Trailcraft Cycles
7 years ago

Hi Andy,

I’d love to get a couple bikes over to you in the UK! I’ve already shipped a couple there early this year via FedEx. Please contact me directly for a ship quote and i’ll also help answer any questions you may have.

Best Regards, Ginger

Mirwin
Mirwin
7 years ago

Tommy, who says a kid’s bike has to have POS boat anchor components?

If the parts on this kids bike is making you envious, it’s time for a new bike.

Happy shopping.

bazookasean
bazookasean
7 years ago

Specialized has the Hotrock 24 xc pro. It has very similar spec for $1550 and you can order one at your LBS. They also still have a 2014 full XTR version with a Rock Shox SID for $4000.

They have a 20 inch bike with Hydraulic brakes X7 9 speed shifting and an Air fork for $660.

It’s strange that you say you’ve had Specialized kids bikes before but looked else were because they didn’t have better product. That is very misleading.

I agree this is an awesome kids bike, but just have your review stand at that. There was no reason to imply that Those other brands can’t compete in your first paragraph.

Yes, I’m a Specialized dealer.

Andy
Andy
7 years ago

This bike looks like the perfect ripper for my kid. I have to wonder though, how much of the purchase is based on the daughter wanting/caring about such a premium bike vs. the giddy proud feeling the father gets when he builds a lightweight bike for his kid to ride.

hed1fsu
hed1fsu
7 years ago

@bazookasean.. he wrote an article for trailcraft. Calm down. Shoulda talked the rep into givin’ him a specialized to demo haha.

Steve
Steve
7 years ago

I bought one of these for my son back in April in the green color. The bike is amazing and took my son’s riding to a new level. People on the fence should not hesitate, this is a great bike and nobody has anything close in terms of good spec and proper mtb geometry.

The clear stand out when comparing a Trailcraft to Specialized is 1. 30mm shorter chainstay length (420mm vs. 390mm) and 2. the Stan’s Crest wheelset with 85 gram Ashima rotors. 30mm shorter chainstay’s is substantial on a bike this size. Zero corners cut to make the best 24″ bike and this was the reason we bought it. Probably most important to my son was the ability to pick his favorite color – green.

bazookasean
bazookasean
7 years ago

@hed1fsu This is a comment section; no one ever calms down.

Robbo
6 years ago

Nice rig. It was tough finding decent bikes for my young ‘uns as they grew up, so I generally ended up building my own. Tip for peeps who want to spec shorter cranks for their chitlin’s rides – BMX suppliers make ’em in 4-bolt 104bcd all the way down to 145mm in some instances.

Currently, my Miss Nine is riding an old-stock Giant Talon 13″ alloy frame, carbon forks (sourced from the UK, US$150 or thereabouts), XT 26in wheels with light and baggy DMR dirt jumper tyres and 165mm cranks.

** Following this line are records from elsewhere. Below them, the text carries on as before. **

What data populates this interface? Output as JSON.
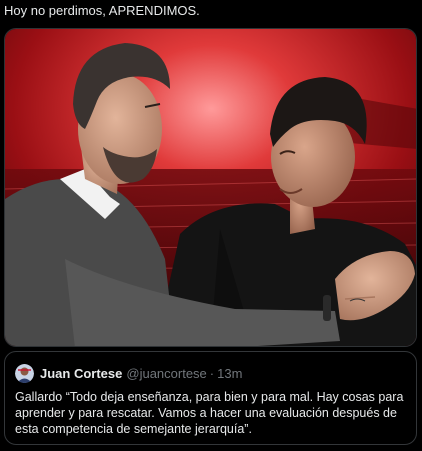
{
  "post": {
    "text": "Hoy no perdimos, APRENDIMOS."
  },
  "media": {
    "description_icon": "photo-two-men-embracing"
  },
  "quote": {
    "author_name": "Juan Cortese",
    "author_handle": "@juancortese",
    "separator": "·",
    "time": "13m",
    "text": "Gallardo “Todo deja enseñanza, para bien y para mal. Hay cosas para aprender y para rescatar. Vamos a hacer una evaluación después de esta competencia de semejante jerarquía”."
  },
  "colors": {
    "background": "#000000",
    "text_primary": "#e7e9ea",
    "text_secondary": "#71767b",
    "border": "#333639",
    "photo_accent": "#c8102e"
  }
}
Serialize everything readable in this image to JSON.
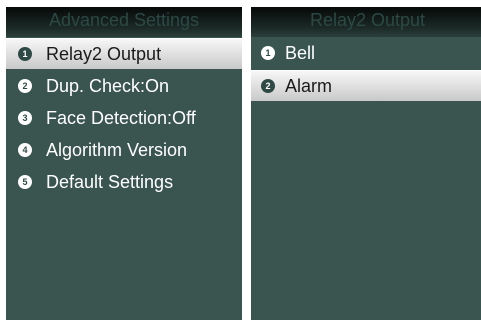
{
  "left_screen": {
    "title": "Advanced Settings",
    "items": [
      {
        "number": "1",
        "label": "Relay2 Output"
      },
      {
        "number": "2",
        "label": "Dup. Check:On"
      },
      {
        "number": "3",
        "label": "Face Detection:Off"
      },
      {
        "number": "4",
        "label": "Algorithm Version"
      },
      {
        "number": "5",
        "label": "Default Settings"
      }
    ],
    "selected_item": "Relay2 Output"
  },
  "right_screen": {
    "title": "Relay2 Output",
    "items": [
      {
        "number": "1",
        "label": "Bell"
      },
      {
        "number": "2",
        "label": "Alarm"
      }
    ],
    "selected_item": "Alarm"
  },
  "colors": {
    "screen_background": "#3a5550",
    "title_background": "#0f1715",
    "title_text": "#2c4943",
    "item_text": "#ffffff",
    "selection_highlight": "#e0e0e0"
  }
}
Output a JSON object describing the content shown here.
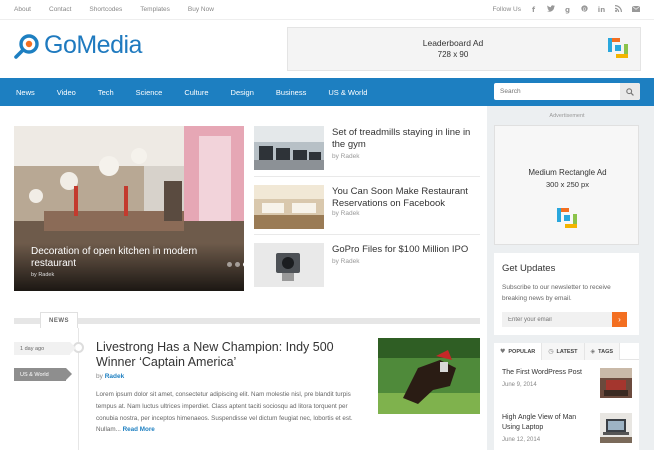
{
  "topbar": {
    "links": [
      "About",
      "Contact",
      "Shortcodes",
      "Templates",
      "Buy Now"
    ],
    "follow_label": "Follow Us",
    "social_icons": [
      "facebook-icon",
      "twitter-icon",
      "google-plus-icon",
      "pinterest-icon",
      "linkedin-icon",
      "rss-icon",
      "email-icon"
    ]
  },
  "brand": {
    "logo_text": "GoMedia",
    "accent": "#1d7fc1",
    "orange": "#f36f21"
  },
  "leaderboard": {
    "line1": "Leaderboard Ad",
    "line2": "728 x 90"
  },
  "nav": {
    "items": [
      "News",
      "Video",
      "Tech",
      "Science",
      "Culture",
      "Design",
      "Business",
      "US & World"
    ],
    "search_placeholder": "Search"
  },
  "hero": {
    "title": "Decoration of open kitchen in modern restaurant",
    "byline": "by Radek"
  },
  "stories": [
    {
      "title": "Set of treadmills staying in line in the gym",
      "byline": "by Radek"
    },
    {
      "title": "You Can Soon Make Restaurant Reservations on Facebook",
      "byline": "by Radek"
    },
    {
      "title": "GoPro Files for $100 Million IPO",
      "byline": "by Radek"
    }
  ],
  "news": {
    "tab_label": "NEWS",
    "time_ago": "1 day ago",
    "category": "US & World",
    "title": "Livestrong Has a New Champion: Indy 500 Winner ‘Captain America’",
    "by_prefix": "by",
    "author": "Radek",
    "excerpt": "Lorem ipsum dolor sit amet, consectetur adipiscing elit. Nam molestie nisl, pre blandit turpis tempus at. Nam luctus ultrices imperdiet. Class aptent taciti sociosqu ad litora torquent per conubia nostra, per inceptos himenaeos. Suspendisse vel dictum feugiat nec, lobortis et est. Nullam...",
    "read_more": "Read More"
  },
  "sidebar": {
    "advert_label": "Advertisement",
    "rect_ad": {
      "line1": "Medium Rectangle Ad",
      "line2": "300 x 250 px"
    },
    "updates": {
      "title": "Get Updates",
      "desc": "Subscribe to our newsletter to receive breaking news by email.",
      "email_placeholder": "Enter your email"
    },
    "tabs": [
      "POPULAR",
      "LATEST",
      "TAGS"
    ],
    "popular": [
      {
        "title": "The First WordPress Post",
        "date": "June 9, 2014"
      },
      {
        "title": "High Angle View of Man Using Laptop",
        "date": "June 12, 2014"
      }
    ]
  }
}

Cable Avid brakes are more than enough to slow her down – in fact I had to use Avid levers with the adj fulcrum point to take the sting out of ’em. About $700 Aussie to get it rolling, a nick over 9kg. Good fun to do, too.

Mark
Mark
6 years ago

After agonizing for some time as this was way more than we wanted to spend, we ended up getting a green Pineridge 24. Our son really likes to ride a lot and rather than modifying his 28 pound Craigslist special (which was OK for the neighborhood, but holding him back on the trails) we decided to make the leap. The Trailcraft is a full 6 pounds lighter. After the first mile on the trail we could tell this was really money well spent. The level of quality and component choice is easily 3-4x better than the other heavy stuff out there, especially the wheelset. I would even say it’s not a “kids bike” as it is as nice as most bikes if not more for the money. We got the 2x and it is 22.14 pounds on my Park Tool hanging scale. First ride my son was climbing stuff which put us in amazement. He was literally right there with my wife most of our ride. Thought I would echo this review and “is it worth the money” – Yes if your kid is into it and/or you want to give them the right bike to make them a better rider. This bike is without hesitation the proper tool to facilitate getting them to the next level and building skills to last forever.